And the gas? As seep bubbles rise to the ocean surface, substantial amounts of hydrocarbons dissolve in the water column, forming a subsurface gradient of dissolved hydrocarbons – principally methane. The remaining seep bubbles that do not dissolve continue to the surface and burst, releasing the gaseous components to the atmosphere. According to the County of Santa Barbara Energy Division, natural seeps constitute a major source of air pollution and of atmospheric methane (a greenhouse gas). They contribute 23.6 tons per day of Reactive Organic Compounds (ROCs). The contribution of ozone precursors from natural gas seeps is of a quantity higher than for all mobile sources (automobiles, trucks, etc.) in Santa Barbara County.
But here’s the good news. For over a decade, SOS educational material and research has documented the fact that California offshore oil and gas production has been drying up seepage pollution. Peer-reviewed published reports document the connection between existing Santa Barbara offshore oil production and natural seepage pollution reductions over the last 20 years and the larger natural seepage pollution reduction potential through expanded offshore oil and gas production.
Who doesn’t love a sale – especially when it benefits the environment? There’s always a catch…
Opposition to the proposed lease sales off California’s coast is focused on the premise that the order could result in catastrophic environmental events. Frequent reference is made to those that have occurred in Pacific waters; the 1969 blowout in Santa Barbara Channel, the Valdez oil spill, and the 2015 Refugio pipeline break. We will address each of these events in a subsequent SOS blog, and include comparisons of actual-versus-perceived long-term impacts. SOS understands that it is seep pollution that represents an ongoing environmental catastrophe happening in slow motion.

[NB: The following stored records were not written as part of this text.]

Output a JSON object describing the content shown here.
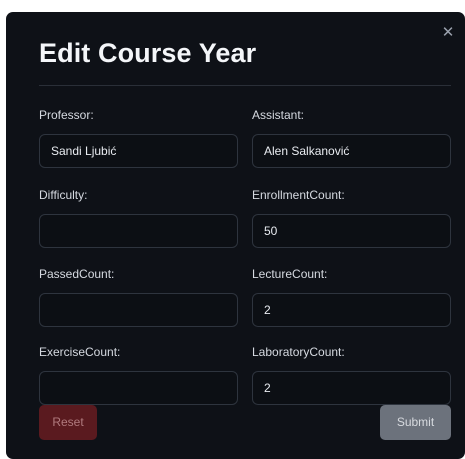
{
  "modal": {
    "title": "Edit Course Year",
    "close_icon": "close-icon"
  },
  "fields": {
    "professor": {
      "label": "Professor:",
      "value": "Sandi Ljubić"
    },
    "assistant": {
      "label": "Assistant:",
      "value": "Alen Salkanović"
    },
    "difficulty": {
      "label": "Difficulty:",
      "value": ""
    },
    "enrollment_count": {
      "label": "EnrollmentCount:",
      "value": "50"
    },
    "passed_count": {
      "label": "PassedCount:",
      "value": ""
    },
    "lecture_count": {
      "label": "LectureCount:",
      "value": "2"
    },
    "exercise_count": {
      "label": "ExerciseCount:",
      "value": ""
    },
    "laboratory_count": {
      "label": "LaboratoryCount:",
      "value": "2"
    }
  },
  "actions": {
    "reset_label": "Reset",
    "submit_label": "Submit"
  },
  "colors": {
    "modal_background": "#0e1117",
    "reset_button": "#5a1a1f",
    "submit_button": "#6c727c"
  }
}
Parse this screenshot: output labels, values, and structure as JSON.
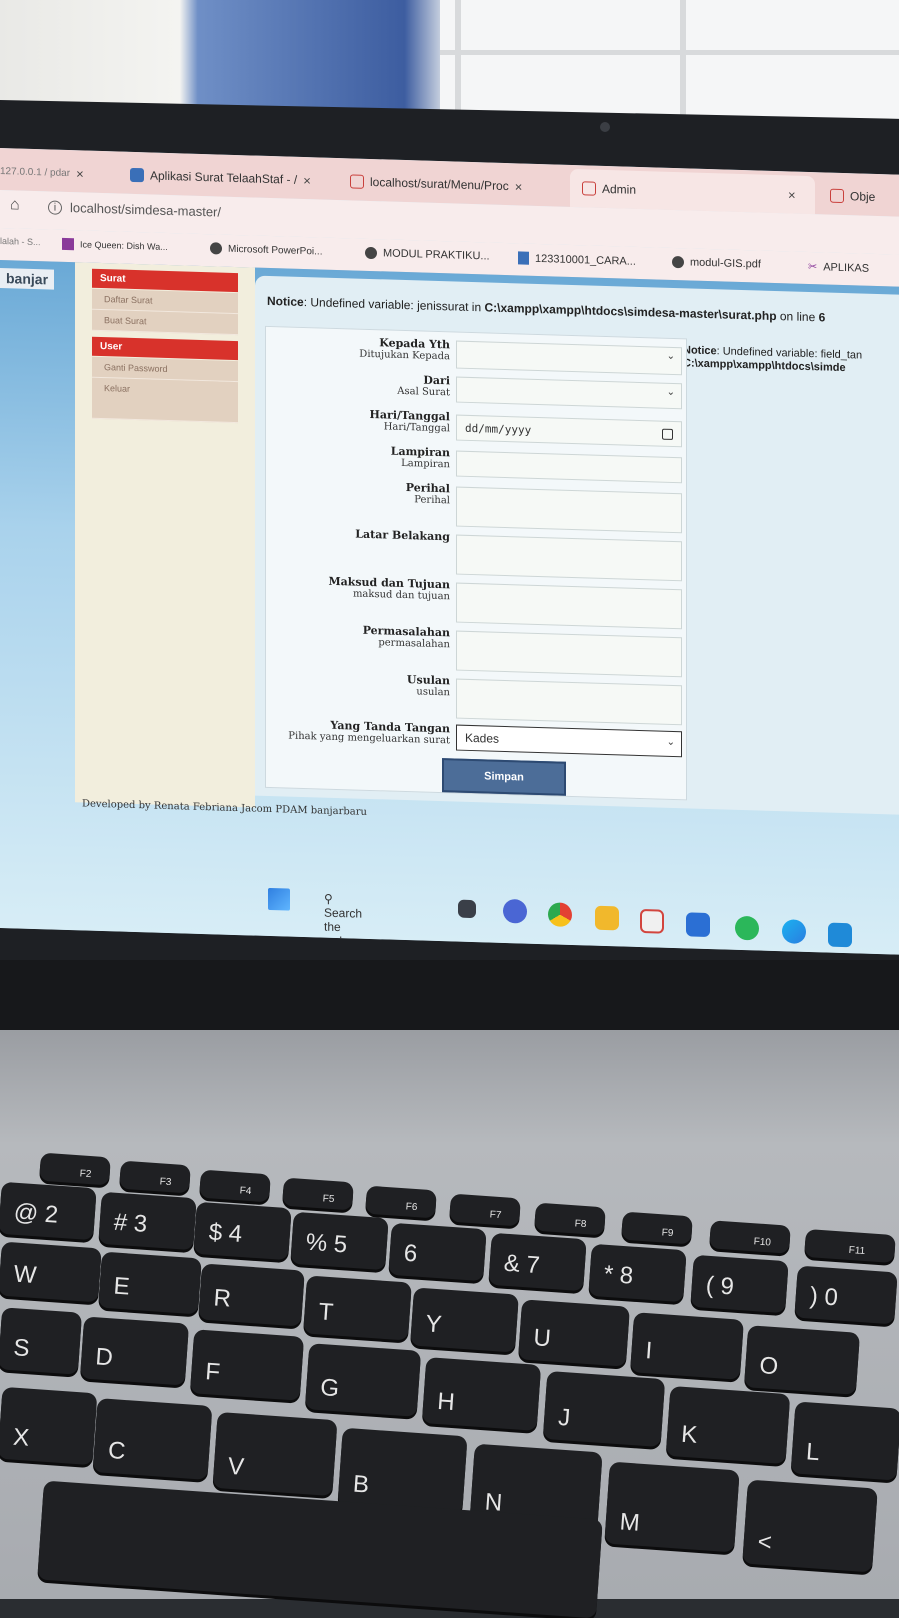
{
  "browser": {
    "tabs": [
      {
        "label": "127.0.0.1 / pdar",
        "close": "×"
      },
      {
        "label": "Aplikasi Surat TelaahStaf - /",
        "close": "×"
      },
      {
        "label": "localhost/surat/Menu/Proc",
        "close": "×"
      },
      {
        "label": "Admin",
        "close": "×"
      },
      {
        "label": "Obje",
        "close": ""
      }
    ],
    "address": "localhost/simdesa-master/",
    "bookmarks": [
      "lalah - S...",
      "Ice Queen: Dish Wa...",
      "Microsoft PowerPoi...",
      "MODUL PRAKTIKU...",
      "123310001_CARA...",
      "modul-GIS.pdf",
      "APLIKAS"
    ]
  },
  "app": {
    "logo": "banjar",
    "menu": {
      "surat_head": "Surat",
      "surat_items": [
        "Daftar Surat",
        "Buat Surat"
      ],
      "user_head": "User",
      "user_items": [
        "Ganti Password",
        "Keluar"
      ]
    },
    "notice_top": {
      "prefix": "Notice",
      "text": ": Undefined variable: jenissurat in ",
      "path": "C:\\xampp\\xampp\\htdocs\\simdesa-master\\surat.php",
      "suffix": " on line ",
      "line": "6"
    },
    "notice_side": {
      "line1_prefix": "Notice",
      "line1": ": Undefined variable: field_tan",
      "line2": "C:\\xampp\\xampp\\htdocs\\simde"
    },
    "form": {
      "fields": [
        {
          "title": "Kepada Yth",
          "sub": "Ditujukan Kepada",
          "value": "",
          "chev": "⌄"
        },
        {
          "title": "Dari",
          "sub": "Asal Surat",
          "value": "",
          "chev": "⌄"
        },
        {
          "title": "Hari/Tanggal",
          "sub": "Hari/Tanggal",
          "value": "dd/mm/yyyy",
          "chev": ""
        },
        {
          "title": "Lampiran",
          "sub": "Lampiran",
          "value": "",
          "chev": ""
        },
        {
          "title": "Perihal",
          "sub": "Perihal",
          "value": "",
          "chev": ""
        },
        {
          "title": "Latar Belakang",
          "sub": "",
          "value": "",
          "chev": ""
        },
        {
          "title": "Maksud dan Tujuan",
          "sub": "maksud dan tujuan",
          "value": "",
          "chev": ""
        },
        {
          "title": "Permasalahan",
          "sub": "permasalahan",
          "value": "",
          "chev": ""
        },
        {
          "title": "Usulan",
          "sub": "usulan",
          "value": "",
          "chev": ""
        },
        {
          "title": "Yang Tanda Tangan",
          "sub": "Pihak yang mengeluarkan surat",
          "value": "Kades",
          "chev": "⌄"
        }
      ],
      "submit": "Simpan"
    },
    "footer": "Developed by Renata Febriana Jacom PDAM banjarbaru"
  },
  "taskbar": {
    "search": "Search the web",
    "icons": [
      "windows-start-icon",
      "file-explorer-icon",
      "chat-icon",
      "chrome-icon",
      "folder-icon",
      "xampp-icon",
      "store-icon",
      "whatsapp-icon",
      "edge-icon",
      "vscode-icon"
    ]
  },
  "keyboard": {
    "fn_row": [
      "F2",
      "F3",
      "F4",
      "F5",
      "F6",
      "F7",
      "F8",
      "F9",
      "F10",
      "F11"
    ],
    "number_row": [
      "@ 2",
      "# 3",
      "$ 4",
      "% 5",
      "6",
      "& 7",
      "* 8",
      "( 9",
      ") 0"
    ],
    "top_row": [
      "W",
      "E",
      "R",
      "T",
      "Y",
      "U",
      "I",
      "O"
    ],
    "home_row": [
      "S",
      "D",
      "F",
      "G",
      "H",
      "J",
      "K",
      "L"
    ],
    "bottom_row": [
      "X",
      "C",
      "V",
      "B",
      "N",
      "M",
      "<"
    ]
  }
}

In 2009 it was estimated that developing known offshore California reserves could approach $1 trillion in value. While that statement was made at a time when crude oil was selling for $100 per barrel, today’s $60 per barrel or barrel price would still translate into $600 billion of economic benefit to Californians. There have been no new oil leases in federal waters along California’s coast for more than 30 years and none in state waters for more than 50 years. The estimates of undeveloped oil and gas reserves offshore California are based upon decades-old seismic technology. Awarding new leases would allow for an assessment of reserves using current 4D technology, which could indicate a significantly larger reservoir potential. Further, it appears that development of wells in federal waters could be accomplished by slant drilling (as shown in the graphic) from existing platforms and processed through existing infrastructure in an environmentally safe manner. Perhaps most importantly, the existence of seeps allows for a pressure release that makes offshore California formations less prone to the blowout risk associated with developing high-pressured reservoirs.
We started SOS California in 2007 as a way to educate the public about the environmental damage caused by natural oil and gas seep pollution in the Santa Barbara Channel and of the economic benefits of offshore development. Section 7.1.2 of the DPP discusses Environmental Setting and Ecological Characteristics of the Pacific OCS Planning Region. It includes the statement that, “BOEM received a nomination to exclude the Santa Barbara Channel from leasing consideration.” We would like to suggest the opposite – that the way to reduce pollution in the Santa Barbara Channel would be to include it in the leasing program.
You can access the full SOS California submission to the Department of the Interior on our website, soscalifornia.org.